Quick chat with David Clark discussing this year’s Barkley Marathons results, some of the brutal conditions faced out there, and some interesting questions on how hypothetical changes would affect Barkley’s difficulty.
From David Clark’s radio show “WeAreSuperman’s Lactic Acid Trip” on #AM1300XtraSports: It’s Barkley Marathons Week and in studio with David is John Kelly, one of just a handful of finishers in the history of this iconic and insane race. The two recap this year’s Barkley that once again didn’t produce a single finisher.
Be more concerned with your character than your reputation, because your character is what you really are, while your reputation is merely what others think you are. – John Wooden

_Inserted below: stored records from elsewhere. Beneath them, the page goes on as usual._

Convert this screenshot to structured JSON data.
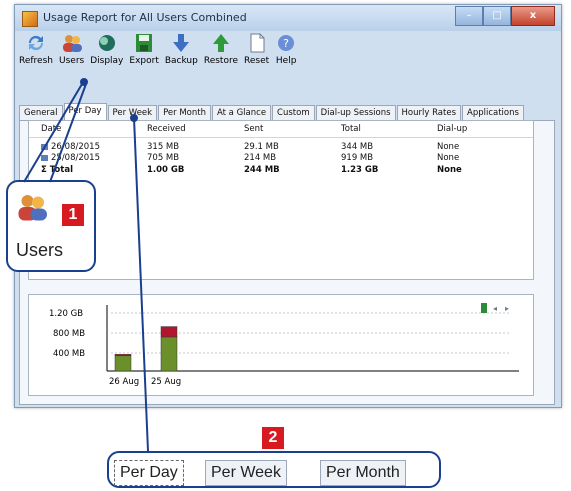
{
  "window": {
    "title": "Usage Report for All Users Combined"
  },
  "toolbar": {
    "refresh": "Refresh",
    "users": "Users",
    "display": "Display",
    "export": "Export",
    "backup": "Backup",
    "restore": "Restore",
    "reset": "Reset",
    "help": "Help"
  },
  "tabs": [
    "General",
    "Per Day",
    "Per Week",
    "Per Month",
    "At a Glance",
    "Custom",
    "Dial-up Sessions",
    "Hourly Rates",
    "Applications"
  ],
  "table": {
    "headers": [
      "Date",
      "Received",
      "Sent",
      "Total",
      "Dial-up"
    ],
    "rows": [
      [
        "26/08/2015",
        "315 MB",
        "29.1 MB",
        "344 MB",
        "None"
      ],
      [
        "25/08/2015",
        "705 MB",
        "214 MB",
        "919 MB",
        "None"
      ]
    ],
    "total": [
      "Total",
      "1.00 GB",
      "244 MB",
      "1.23 GB",
      "None"
    ]
  },
  "chart_data": {
    "type": "bar",
    "categories": [
      "26 Aug",
      "25 Aug"
    ],
    "series": [
      {
        "values": [
          315,
          705
        ]
      },
      {
        "values": [
          29.1,
          214
        ]
      }
    ],
    "y_tick_labels": [
      "1.20 GB",
      "800 MB",
      "400 MB"
    ],
    "colors": [
      "#6b8f2a",
      "#b0172f"
    ]
  },
  "callouts": {
    "one": {
      "number": "1",
      "label": "Users"
    },
    "two": {
      "number": "2",
      "tabs": [
        "Per Day",
        "Per Week",
        "Per Month"
      ]
    }
  }
}
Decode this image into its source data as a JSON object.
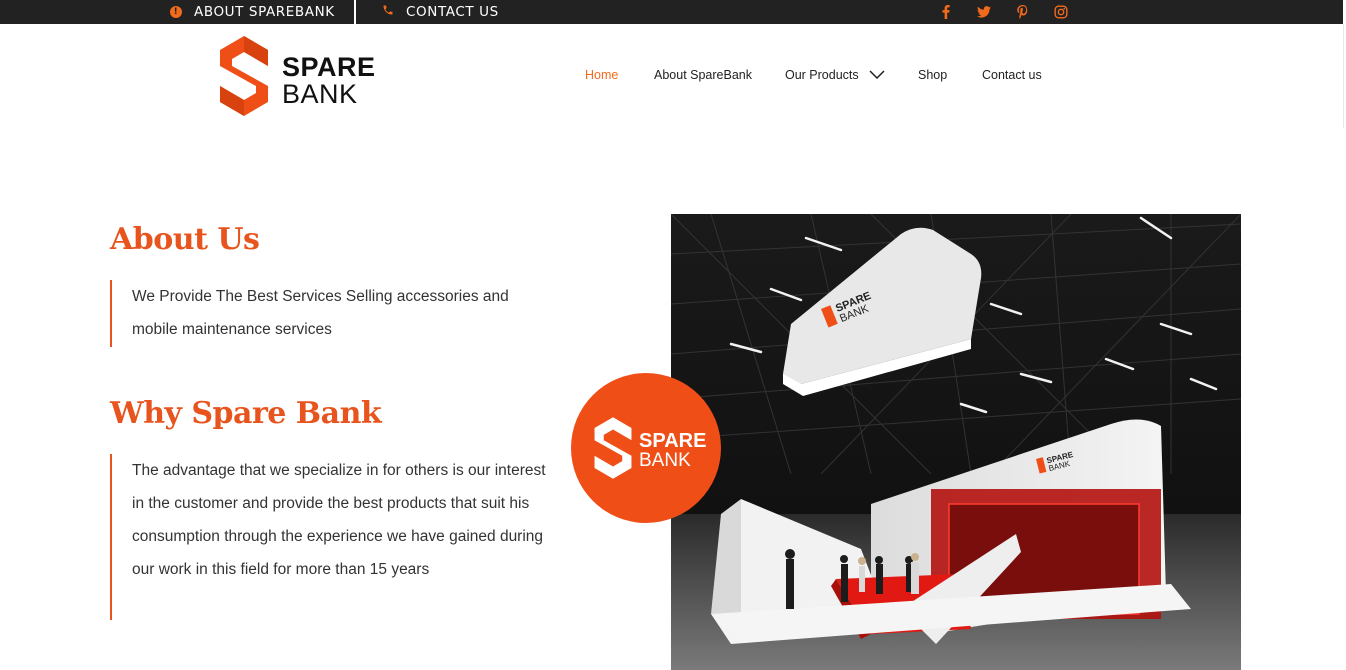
{
  "topbar": {
    "about_label": "ABOUT SPAREBANK",
    "contact_label": "CONTACT US",
    "social_icons": [
      "facebook-icon",
      "twitter-icon",
      "pinterest-icon",
      "instagram-icon"
    ]
  },
  "brand": {
    "line1": "SPARE",
    "line2": "BANK",
    "accent_color": "#f26a1b",
    "dark_color": "#222222"
  },
  "nav": {
    "items": [
      {
        "label": "Home",
        "active": true
      },
      {
        "label": "About SpareBank"
      },
      {
        "label": "Our Products"
      },
      {
        "label": "Shop"
      },
      {
        "label": "Contact us"
      }
    ]
  },
  "about": {
    "heading": "About Us",
    "text": "We Provide The Best Services Selling accessories and mobile maintenance services"
  },
  "why": {
    "heading": "Why Spare Bank",
    "text": "The advantage that we specialize in for others is our interest in the customer and provide the best products that suit his consumption through the experience we have gained during our work in this field for more than 15 years"
  },
  "photo": {
    "sign_top": "SPARE",
    "sign_bottom": "BANK"
  },
  "badge": {
    "line1": "SPARE",
    "line2": "BANK"
  }
}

This year my return to Barkley was a much different experience for me, but one that may have taught me as much as any of my previous three trips there. I witnessed some amazing performances in some unbelievable conditions, and had the honor of crewing for two of those athletes. Sometimes it’s not the completion of a goal itself, but the experience and the lessons learned in pursuing it that are the most valuable. Seeing close up the attitude and perspective that Jodi and Karine, Gary and Linda, and others had this weekend in the face of the tough conditions and the resulting “failure” was a true privilege, and I hope that some of that rubbed off on me.
The weekend allowed me to see things from an entirely new perspective, experience what my own amazing support system has gone through the past few years, and reflect on how some incredible people handled adverse conditions and outcomes that were far from their goals. Thank you so much to Jodi and Gary for inviting me to be a part of it.
If you just want to find out what happened to Gary’s headlamps, click here.
Or if you’d rather just see the footage I grabbed while out there, head over to Youtube (thank you to James DeFilippi for the camera for the weekend).
I’ve put together some on-course footage, pictures, and commentary from my time crewing and acting as a random course checkpoint at the 2018 Barkley Marathons. The video and audio quality is pretty horrible, but this is what I got so it’s this or nothing. And maybe grainy, noisy footage is appropriate for “on-course” Barkley coverage.
This one was nearly a year in the making, starting with the incredible photos that Alexis Berg took at the 2017 Barkley Marathons and then adding interviews with me, Gary, and laz. The editing and production here is incredible, and the result is a 20 minute film with portions that get me to relive the experience more than anything else I’ve seen to this point. (English with French subtitles)
La course la plus difficile du monde se déroule chaque année dans les forêts du Tennessee. Vous allez comprendre pourquoi en regardant le formidable documentaire vidéo, ” La Barkley sans pitié “. Une production @lequipeExplore
No. No I’m not running Barkley this year. Yes, I’ll be crewing (plus some other stuff). And yes, Gary is one person I’ll be crewing for. But there’s another Canadian that I actually committed to first. And no, it’s not *just* about the maple syrup. I’ve been waiting three years to be able to pay Jodi and Karine back for all the help they gave me in 2015 during my first attempt – before Barkley was widely known and before I had absolutely any idea whatsoever what I was doing. After Jamil and I completed a Fun Run, I crashed pretty hard. The people in this video feverishly trying to help me when I’m at my lowest of lows are my wife and dad, and then two people I had never even met before the race: Jodi and Karine. A lot like me last year, Jodi is a bit of an unknown, but anyone who knows Barkley history knows what he’s capable of. I’m looking forward to helping him reach that potential.
The SCAR was a tough challenge, but one that I enjoyed every minute of. I came away from it with a whole new appreciation for the Great Smoky Mountains, and barely snagged the unsupported fastest known time. The run traverses the length of the national park on the Appalachian Trail, a 72 mile stretch with close to 18K feet of gain and loss. Most of it is right along the border of the two states that mean the most to me: Tennessee, where I was born and raised along with 6 generations of Kellys before me, and North Carolina, where I went to college, met my wife, and where her family calls home.
I also once again owe her a huge thank you for dropping me off in the middle of nowhere before proceeding on her own the remaining 1.5 hours to my parents house with all 3 kids late at night. On the other end of the run David Abraham, part of my extended family, was incredibly kind in driving out and waiting around in the middle of nowhere for me to show up a bit later than anticipated. And without the awesome community of trail runners in the area I probably wouldn’t have even known about the SCAR, much less known enough to attempt it.